**Data**
--------

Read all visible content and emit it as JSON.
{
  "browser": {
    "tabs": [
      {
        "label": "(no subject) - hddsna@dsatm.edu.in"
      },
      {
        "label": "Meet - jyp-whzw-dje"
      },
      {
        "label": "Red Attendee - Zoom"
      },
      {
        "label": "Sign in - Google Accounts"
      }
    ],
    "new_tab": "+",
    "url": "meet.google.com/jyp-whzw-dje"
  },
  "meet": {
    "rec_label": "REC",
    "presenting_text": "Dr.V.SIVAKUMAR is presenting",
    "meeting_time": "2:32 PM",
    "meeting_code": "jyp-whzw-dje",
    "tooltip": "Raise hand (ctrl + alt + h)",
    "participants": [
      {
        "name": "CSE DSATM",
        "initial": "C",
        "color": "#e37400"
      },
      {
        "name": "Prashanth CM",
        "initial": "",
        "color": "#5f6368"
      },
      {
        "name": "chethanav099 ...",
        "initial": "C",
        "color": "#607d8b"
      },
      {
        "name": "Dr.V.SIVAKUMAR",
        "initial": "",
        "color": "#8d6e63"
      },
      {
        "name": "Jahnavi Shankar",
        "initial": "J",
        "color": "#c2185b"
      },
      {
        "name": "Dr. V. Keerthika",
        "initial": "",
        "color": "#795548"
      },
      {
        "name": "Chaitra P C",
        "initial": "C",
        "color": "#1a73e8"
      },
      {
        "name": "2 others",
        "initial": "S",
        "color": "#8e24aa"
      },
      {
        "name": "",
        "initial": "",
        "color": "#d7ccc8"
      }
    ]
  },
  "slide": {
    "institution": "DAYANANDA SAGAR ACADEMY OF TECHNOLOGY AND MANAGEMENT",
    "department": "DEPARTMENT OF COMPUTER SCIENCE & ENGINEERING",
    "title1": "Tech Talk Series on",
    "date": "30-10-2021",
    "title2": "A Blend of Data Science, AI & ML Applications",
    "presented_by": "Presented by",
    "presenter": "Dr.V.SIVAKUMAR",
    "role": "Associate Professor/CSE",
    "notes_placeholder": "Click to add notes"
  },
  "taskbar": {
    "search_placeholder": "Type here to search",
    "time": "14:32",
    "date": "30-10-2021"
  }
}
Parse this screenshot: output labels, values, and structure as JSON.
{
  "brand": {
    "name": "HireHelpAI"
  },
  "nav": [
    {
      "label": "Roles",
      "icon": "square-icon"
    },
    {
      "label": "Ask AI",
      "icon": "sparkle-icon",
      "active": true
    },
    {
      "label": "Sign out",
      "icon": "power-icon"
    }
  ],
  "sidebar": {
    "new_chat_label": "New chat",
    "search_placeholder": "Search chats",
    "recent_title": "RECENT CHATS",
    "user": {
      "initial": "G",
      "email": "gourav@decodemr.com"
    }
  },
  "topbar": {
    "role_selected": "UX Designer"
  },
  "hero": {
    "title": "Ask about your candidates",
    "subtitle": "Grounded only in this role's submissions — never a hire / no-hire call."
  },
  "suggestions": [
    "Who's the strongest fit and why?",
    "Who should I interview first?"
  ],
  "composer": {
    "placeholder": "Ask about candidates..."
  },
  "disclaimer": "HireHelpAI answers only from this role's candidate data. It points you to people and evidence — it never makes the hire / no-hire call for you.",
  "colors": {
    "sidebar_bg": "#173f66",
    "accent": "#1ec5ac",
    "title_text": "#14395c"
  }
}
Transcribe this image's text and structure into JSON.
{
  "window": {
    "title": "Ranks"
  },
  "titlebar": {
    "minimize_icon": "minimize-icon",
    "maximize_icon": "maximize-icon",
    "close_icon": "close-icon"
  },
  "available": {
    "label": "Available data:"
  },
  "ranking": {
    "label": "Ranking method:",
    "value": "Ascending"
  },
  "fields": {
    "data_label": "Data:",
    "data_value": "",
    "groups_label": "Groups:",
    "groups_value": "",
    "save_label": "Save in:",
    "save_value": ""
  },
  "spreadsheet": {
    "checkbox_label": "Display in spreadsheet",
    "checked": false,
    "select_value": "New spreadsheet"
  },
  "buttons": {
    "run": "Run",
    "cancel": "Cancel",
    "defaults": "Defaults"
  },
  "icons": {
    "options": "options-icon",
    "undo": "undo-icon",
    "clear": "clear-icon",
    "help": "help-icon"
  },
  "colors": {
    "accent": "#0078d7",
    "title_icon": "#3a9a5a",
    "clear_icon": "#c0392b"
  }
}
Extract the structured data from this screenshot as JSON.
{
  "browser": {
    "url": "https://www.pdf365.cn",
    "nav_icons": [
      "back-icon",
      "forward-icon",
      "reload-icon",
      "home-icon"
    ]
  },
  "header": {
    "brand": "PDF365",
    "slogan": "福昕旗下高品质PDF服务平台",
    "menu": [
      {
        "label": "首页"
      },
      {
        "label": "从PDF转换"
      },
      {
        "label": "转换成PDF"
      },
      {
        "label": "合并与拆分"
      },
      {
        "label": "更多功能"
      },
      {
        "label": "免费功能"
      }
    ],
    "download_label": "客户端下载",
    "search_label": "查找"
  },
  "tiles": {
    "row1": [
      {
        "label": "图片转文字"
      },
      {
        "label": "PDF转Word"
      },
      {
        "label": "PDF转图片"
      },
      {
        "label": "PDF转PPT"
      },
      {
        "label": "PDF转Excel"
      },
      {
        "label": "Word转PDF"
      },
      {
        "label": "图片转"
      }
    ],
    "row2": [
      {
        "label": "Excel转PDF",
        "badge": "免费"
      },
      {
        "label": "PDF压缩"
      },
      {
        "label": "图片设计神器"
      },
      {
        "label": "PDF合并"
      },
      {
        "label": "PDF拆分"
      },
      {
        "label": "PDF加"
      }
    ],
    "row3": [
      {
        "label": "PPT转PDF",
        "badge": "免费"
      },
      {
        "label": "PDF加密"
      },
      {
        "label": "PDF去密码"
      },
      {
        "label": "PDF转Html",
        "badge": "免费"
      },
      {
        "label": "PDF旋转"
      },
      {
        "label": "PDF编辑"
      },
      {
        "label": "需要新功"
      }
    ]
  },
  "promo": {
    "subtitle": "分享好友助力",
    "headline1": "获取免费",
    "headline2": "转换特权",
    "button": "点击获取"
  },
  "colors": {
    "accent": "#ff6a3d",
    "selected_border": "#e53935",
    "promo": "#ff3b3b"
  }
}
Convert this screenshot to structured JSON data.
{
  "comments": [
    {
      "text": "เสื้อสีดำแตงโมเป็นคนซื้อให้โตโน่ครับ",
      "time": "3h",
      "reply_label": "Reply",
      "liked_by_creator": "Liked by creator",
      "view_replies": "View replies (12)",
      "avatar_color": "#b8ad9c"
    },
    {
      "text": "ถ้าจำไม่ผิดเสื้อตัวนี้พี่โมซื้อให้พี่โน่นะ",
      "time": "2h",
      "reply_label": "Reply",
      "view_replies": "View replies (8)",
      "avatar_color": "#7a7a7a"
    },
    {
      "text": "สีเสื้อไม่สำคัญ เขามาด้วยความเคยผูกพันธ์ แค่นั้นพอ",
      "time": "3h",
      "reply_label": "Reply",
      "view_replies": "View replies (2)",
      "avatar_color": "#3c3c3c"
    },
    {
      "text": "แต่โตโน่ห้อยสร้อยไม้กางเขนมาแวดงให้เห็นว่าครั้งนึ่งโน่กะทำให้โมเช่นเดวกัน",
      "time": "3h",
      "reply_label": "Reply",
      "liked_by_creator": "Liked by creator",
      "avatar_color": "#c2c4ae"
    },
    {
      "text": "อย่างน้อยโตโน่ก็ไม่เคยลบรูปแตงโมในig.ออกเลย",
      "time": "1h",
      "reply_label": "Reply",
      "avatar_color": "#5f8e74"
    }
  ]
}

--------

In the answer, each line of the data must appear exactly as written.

**Problem solution**
Read all visible content and emit it as JSON.
{
  "browser": {
    "tabs": [
      {
        "label": "(no subject) - hddsna@dsatm.edu.in"
      },
      {
        "label": "Meet - jyp-whzw-dje"
      },
      {
        "label": "Red Attendee - Zoom"
      },
      {
        "label": "Sign in - Google Accounts"
      }
    ],
    "new_tab": "+",
    "url": "meet.google.com/jyp-whzw-dje"
  },
  "meet": {
    "rec_label": "REC",
    "presenting_text": "Dr.V.SIVAKUMAR is presenting",
    "meeting_time": "2:32 PM",
    "meeting_code": "jyp-whzw-dje",
    "tooltip": "Raise hand (ctrl + alt + h)",
    "participants": [
      {
        "name": "CSE DSATM",
        "initial": "C",
        "color": "#e37400"
      },
      {
        "name": "Prashanth CM",
        "initial": "",
        "color": "#5f6368"
      },
      {
        "name": "chethanav099 ...",
        "initial": "C",
        "color": "#607d8b"
      },
      {
        "name": "Dr.V.SIVAKUMAR",
        "initial": "",
        "color": "#8d6e63"
      },
      {
        "name": "Jahnavi Shankar",
        "initial": "J",
        "color": "#c2185b"
      },
      {
        "name": "Dr. V. Keerthika",
        "initial": "",
        "color": "#795548"
      },
      {
        "name": "Chaitra P C",
        "initial": "C",
        "color": "#1a73e8"
      },
      {
        "name": "2 others",
        "initial": "S",
        "color": "#8e24aa"
      },
      {
        "name": "",
        "initial": "",
        "color": "#d7ccc8"
      }
    ]
  },
  "slide": {
    "institution": "DAYANANDA SAGAR ACADEMY OF TECHNOLOGY AND MANAGEMENT",
    "department": "DEPARTMENT OF COMPUTER SCIENCE & ENGINEERING",
    "title1": "Tech Talk Series on",
    "date": "30-10-2021",
    "title2": "A Blend of Data Science, AI & ML Applications",
    "presented_by": "Presented by",
    "presenter": "Dr.V.SIVAKUMAR",
    "role": "Associate Professor/CSE",
    "notes_placeholder": "Click to add notes"
  },
  "taskbar": {
    "search_placeholder": "Type here to search",
    "time": "14:32",
    "date": "30-10-2021"
  }
}
Parse this screenshot: output labels, values, and structure as JSON.
{
  "brand": {
    "name": "HireHelpAI"
  },
  "nav": [
    {
      "label": "Roles",
      "icon": "square-icon"
    },
    {
      "label": "Ask AI",
      "icon": "sparkle-icon",
      "active": true
    },
    {
      "label": "Sign out",
      "icon": "power-icon"
    }
  ],
  "sidebar": {
    "new_chat_label": "New chat",
    "search_placeholder": "Search chats",
    "recent_title": "RECENT CHATS",
    "user": {
      "initial": "G",
      "email": "gourav@decodemr.com"
    }
  },
  "topbar": {
    "role_selected": "UX Designer"
  },
  "hero": {
    "title": "Ask about your candidates",
    "subtitle": "Grounded only in this role's submissions — never a hire / no-hire call."
  },
  "suggestions": [
    "Who's the strongest fit and why?",
    "Who should I interview first?"
  ],
  "composer": {
    "placeholder": "Ask about candidates..."
  },
  "disclaimer": "HireHelpAI answers only from this role's candidate data. It points you to people and evidence — it never makes the hire / no-hire call for you.",
  "colors": {
    "sidebar_bg": "#173f66",
    "accent": "#1ec5ac",
    "title_text": "#14395c"
  }
}
Transcribe this image's text and structure into JSON.
{
  "window": {
    "title": "Ranks"
  },
  "titlebar": {
    "minimize_icon": "minimize-icon",
    "maximize_icon": "maximize-icon",
    "close_icon": "close-icon"
  },
  "available": {
    "label": "Available data:"
  },
  "ranking": {
    "label": "Ranking method:",
    "value": "Ascending"
  },
  "fields": {
    "data_label": "Data:",
    "data_value": "",
    "groups_label": "Groups:",
    "groups_value": "",
    "save_label": "Save in:",
    "save_value": ""
  },
  "spreadsheet": {
    "checkbox_label": "Display in spreadsheet",
    "checked": false,
    "select_value": "New spreadsheet"
  },
  "buttons": {
    "run": "Run",
    "cancel": "Cancel",
    "defaults": "Defaults"
  },
  "icons": {
    "options": "options-icon",
    "undo": "undo-icon",
    "clear": "clear-icon",
    "help": "help-icon"
  },
  "colors": {
    "accent": "#0078d7",
    "title_icon": "#3a9a5a",
    "clear_icon": "#c0392b"
  }
}
Extract the structured data from this screenshot as JSON.
{
  "browser": {
    "url": "https://www.pdf365.cn",
    "nav_icons": [
      "back-icon",
      "forward-icon",
      "reload-icon",
      "home-icon"
    ]
  },
  "header": {
    "brand": "PDF365",
    "slogan": "福昕旗下高品质PDF服务平台",
    "menu": [
      {
        "label": "首页"
      },
      {
        "label": "从PDF转换"
      },
      {
        "label": "转换成PDF"
      },
      {
        "label": "合并与拆分"
      },
      {
        "label": "更多功能"
      },
      {
        "label": "免费功能"
      }
    ],
    "download_label": "客户端下载",
    "search_label": "查找"
  },
  "tiles": {
    "row1": [
      {
        "label": "图片转文字"
      },
      {
        "label": "PDF转Word"
      },
      {
        "label": "PDF转图片"
      },
      {
        "label": "PDF转PPT"
      },
      {
        "label": "PDF转Excel"
      },
      {
        "label": "Word转PDF"
      },
      {
        "label": "图片转"
      }
    ],
    "row2": [
      {
        "label": "Excel转PDF",
        "badge": "免费"
      },
      {
        "label": "PDF压缩"
      },
      {
        "label": "图片设计神器"
      },
      {
        "label": "PDF合并"
      },
      {
        "label": "PDF拆分"
      },
      {
        "label": "PDF加"
      }
    ],
    "row3": [
      {
        "label": "PPT转PDF",
        "badge": "免费"
      },
      {
        "label": "PDF加密"
      },
      {
        "label": "PDF去密码"
      },
      {
        "label": "PDF转Html",
        "badge": "免费"
      },
      {
        "label": "PDF旋转"
      },
      {
        "label": "PDF编辑"
      },
      {
        "label": "需要新功"
      }
    ]
  },
  "promo": {
    "subtitle": "分享好友助力",
    "headline1": "获取免费",
    "headline2": "转换特权",
    "button": "点击获取"
  },
  "colors": {
    "accent": "#ff6a3d",
    "selected_border": "#e53935",
    "promo": "#ff3b3b"
  }
}
Convert this screenshot to structured JSON data.
{
  "comments": [
    {
      "text": "เสื้อสีดำแตงโมเป็นคนซื้อให้โตโน่ครับ",
      "time": "3h",
      "reply_label": "Reply",
      "liked_by_creator": "Liked by creator",
      "view_replies": "View replies (12)",
      "avatar_color": "#b8ad9c"
    },
    {
      "text": "ถ้าจำไม่ผิดเสื้อตัวนี้พี่โมซื้อให้พี่โน่นะ",
      "time": "2h",
      "reply_label": "Reply",
      "view_replies": "View replies (8)",
      "avatar_color": "#7a7a7a"
    },
    {
      "text": "สีเสื้อไม่สำคัญ เขามาด้วยความเคยผูกพันธ์ แค่นั้นพอ",
      "time": "3h",
      "reply_label": "Reply",
      "view_replies": "View replies (2)",
      "avatar_color": "#3c3c3c"
    },
    {
      "text": "แต่โตโน่ห้อยสร้อยไม้กางเขนมาแวดงให้เห็นว่าครั้งนึ่งโน่กะทำให้โมเช่นเดวกัน",
      "time": "3h",
      "reply_label": "Reply",
      "liked_by_creator": "Liked by creator",
      "avatar_color": "#c2c4ae"
    },
    {
      "text": "อย่างน้อยโตโน่ก็ไม่เคยลบรูปแตงโมในig.ออกเลย",
      "time": "1h",
      "reply_label": "Reply",
      "avatar_color": "#5f8e74"
    }
  ]
}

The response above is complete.